Then he will leave with the herd having been stuck in traffic for an hour or more, because all tourists want to leave at once as soon as the show is over. The exodus from Oia is like a massive tide changing direction.

The traveller on the other hand, will have spoken to locals and he will have realised that the only way to really experience a real ‘Santorini Sunset’, one where you can see the whole island and its dramatic landscape, as well as the setting sun in the background is not from Oia at all!

The best spot on the island is in fact, Akrotiri. There he will sit quietly with his loved one, open a bottle of wine in total peace and have the experience of a lifetime. From Akrotiri, not only you will not have 2-3 thousand others to put up with, but you will also be able to see and photograph the entire caldera basking in the sublime light of the setting sun. It is absolutely breathtaking. From Oia all you can see is water, while from Akrotiri you can see the volcano and all the smaller islands as they change colour and throw shadows from the setting sun. It’s a totally different and quite cinematic experience.

Alas, the tourist sites told the herd that Oia is the place to go, so they will follow each other, they will fight for parking, fight for a tiny bit of space to watch the sunset and then fight for at least an hour trying to get out of the little village that was never built for such crowds.

In the end, the traveller will have the experience of a lifetime, while the tourist will have an experience that’s like going to a dis-organized theme park.

The moral of this story is simple: Take the advice of a local. Stop being a tourist & following the herd. Be a good traveller – it’s a much more authentic and life enhancing experience!

PS: The traveller will also go and see the magnificent beauty of Oia… but he will go early morning or after sunset, so he can soak up the incredible beauty without being pushed and shoved by the herd. He will go and talk to the locals when the crowds have gone and everyone can relax and enjoy being in arguably the most beautiful village in the world.
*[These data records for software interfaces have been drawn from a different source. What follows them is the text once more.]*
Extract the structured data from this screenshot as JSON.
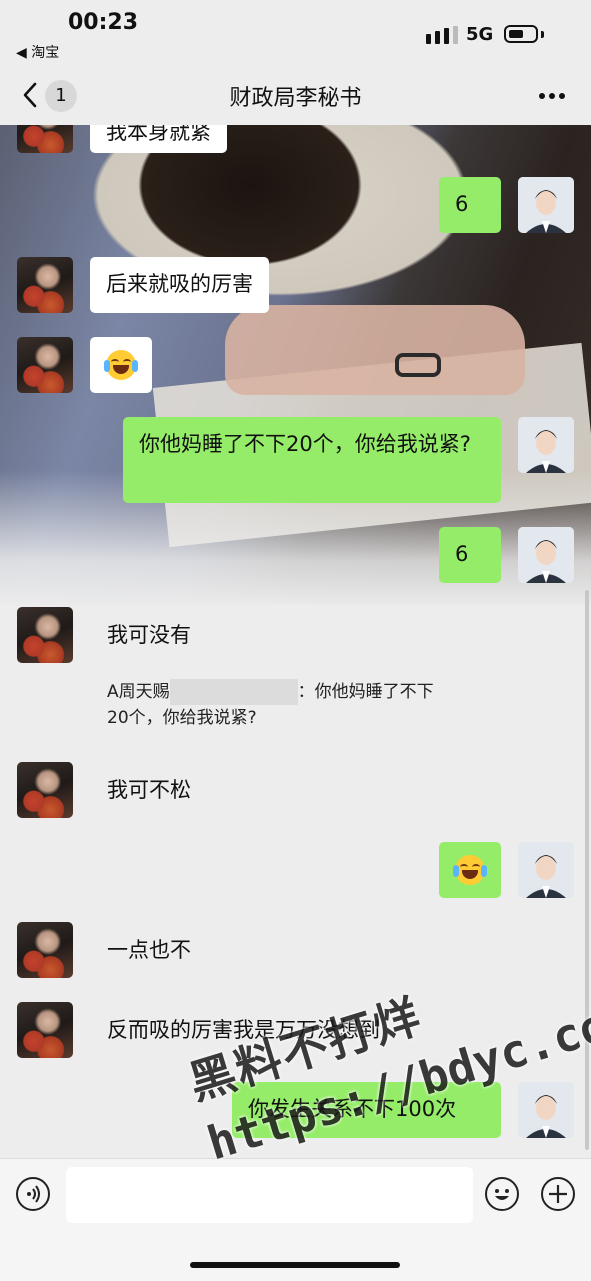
{
  "status_bar": {
    "time": "00:23",
    "back_app": "◀ 淘宝",
    "network": "5G"
  },
  "nav": {
    "unread_count": "1",
    "title": "财政局李秘书"
  },
  "messages": [
    {
      "side": "left",
      "text": "我本身就紧"
    },
    {
      "side": "right",
      "text": "6"
    },
    {
      "side": "left",
      "text": "后来就吸的厉害"
    },
    {
      "side": "left",
      "emoji": "tears-of-joy"
    },
    {
      "side": "right",
      "text": "你他妈睡了不下20个，你给我说紧?"
    },
    {
      "side": "right",
      "text": "6"
    },
    {
      "side": "left",
      "text": "我可没有",
      "quote": {
        "sender": "A周天赐",
        "sep": "：",
        "text1": "你他妈睡了不下",
        "text2": "20个，你给我说紧?"
      }
    },
    {
      "side": "left",
      "text": "我可不松"
    },
    {
      "side": "right",
      "emoji": "tears-of-joy"
    },
    {
      "side": "left",
      "text": "一点也不"
    },
    {
      "side": "left",
      "text": "反而吸的厉害我是万万没想到"
    },
    {
      "side": "right",
      "text": "你发生关系不下100次"
    }
  ],
  "watermark": {
    "line1": "黑料不打烊",
    "line2": "https://bdyc.co"
  },
  "colors": {
    "bubble_green": "#95ec69",
    "bubble_white": "#ffffff",
    "background": "#ededed"
  }
}
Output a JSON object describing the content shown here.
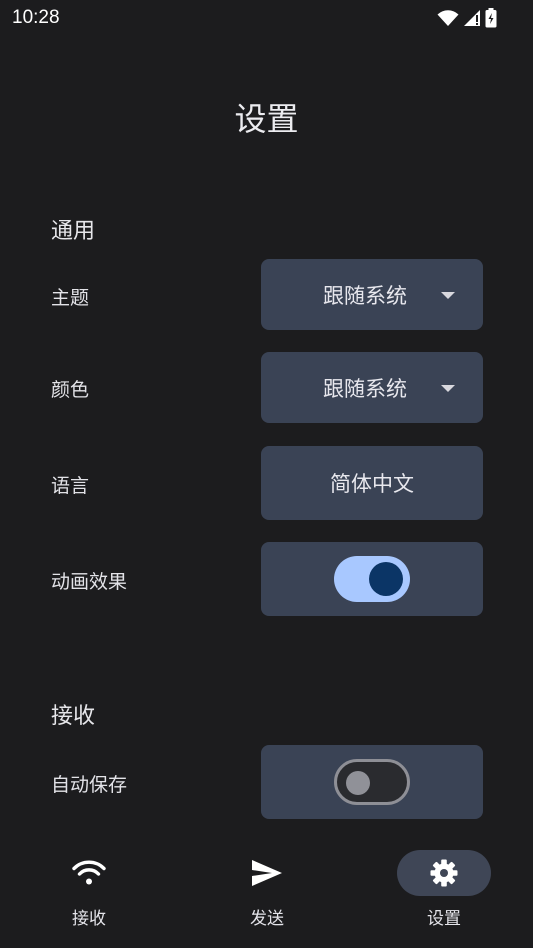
{
  "status_bar": {
    "time": "10:28"
  },
  "header": {
    "title": "设置"
  },
  "sections": {
    "general": {
      "title": "通用",
      "theme_label": "主题",
      "theme_value": "跟随系统",
      "color_label": "颜色",
      "color_value": "跟随系统",
      "language_label": "语言",
      "language_value": "简体中文",
      "animation_label": "动画效果",
      "animation_on": true
    },
    "receive": {
      "title": "接收",
      "autosave_label": "自动保存",
      "autosave_on": false
    }
  },
  "bottom_nav": {
    "items": [
      {
        "label": "接收",
        "icon": "wifi-icon",
        "active": false
      },
      {
        "label": "发送",
        "icon": "send-icon",
        "active": false
      },
      {
        "label": "设置",
        "icon": "gear-icon",
        "active": true
      }
    ]
  },
  "colors": {
    "background": "#1c1c1e",
    "control_bg": "#3a4355",
    "switch_on_track": "#a8c8ff",
    "switch_on_knob": "#0b3566",
    "nav_active_pill": "#3f4656"
  }
}
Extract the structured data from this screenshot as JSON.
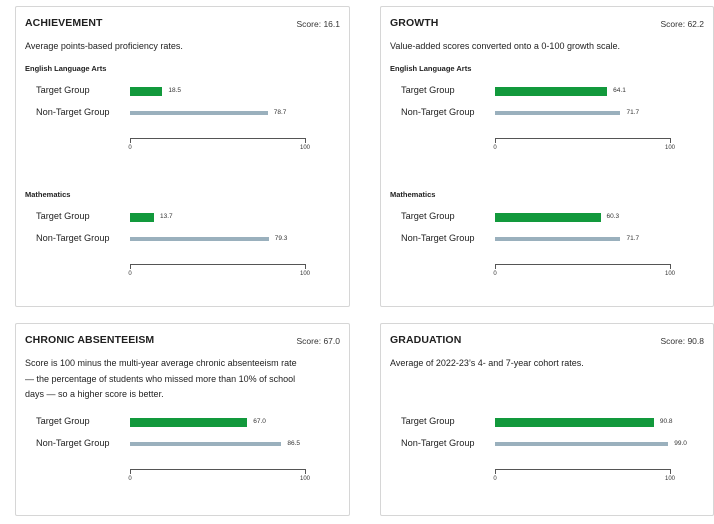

* Michael Ermogenis: Principle Management Consultant – over 25 years for Fortune 500 companies, Creator of ‘Customer Delight’ standard for enterprise customer service, Strategic advisor to Santorini Chamber of Commerce, Lived in Oia (full-time) for 12 years, Founding member of the Mediterranean Alliance (Venice, Oia, Corfu, Dubrovnik, Rhodes & Crete), Founding member of “Save Oia” Campaign